**WHAT THIS TASK INVOLVES:** Every line in the records below with the string "unit" needs to be copied out.

[Component data from apps and pages]
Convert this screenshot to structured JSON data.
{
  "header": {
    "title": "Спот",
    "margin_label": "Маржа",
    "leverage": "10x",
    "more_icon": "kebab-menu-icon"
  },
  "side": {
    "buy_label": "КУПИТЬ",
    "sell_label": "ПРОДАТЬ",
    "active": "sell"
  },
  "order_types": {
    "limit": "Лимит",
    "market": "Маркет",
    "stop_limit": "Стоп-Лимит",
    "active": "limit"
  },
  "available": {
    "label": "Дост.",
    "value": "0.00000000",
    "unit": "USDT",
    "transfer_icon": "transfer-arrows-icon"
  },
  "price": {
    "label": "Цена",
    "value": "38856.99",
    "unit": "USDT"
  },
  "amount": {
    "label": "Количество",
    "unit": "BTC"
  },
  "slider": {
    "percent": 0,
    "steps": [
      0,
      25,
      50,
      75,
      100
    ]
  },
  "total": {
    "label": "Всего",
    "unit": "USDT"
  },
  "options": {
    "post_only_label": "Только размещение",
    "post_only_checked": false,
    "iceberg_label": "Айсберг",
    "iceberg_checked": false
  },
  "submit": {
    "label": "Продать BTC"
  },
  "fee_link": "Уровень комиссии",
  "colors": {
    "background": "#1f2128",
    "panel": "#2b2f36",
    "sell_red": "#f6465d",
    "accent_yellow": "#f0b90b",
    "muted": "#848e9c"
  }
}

**EXERCISE RESPONSE:**
    "unit": "USDT",
    "unit": "USDT"
    "unit": "BTC"
    "unit": "USDT"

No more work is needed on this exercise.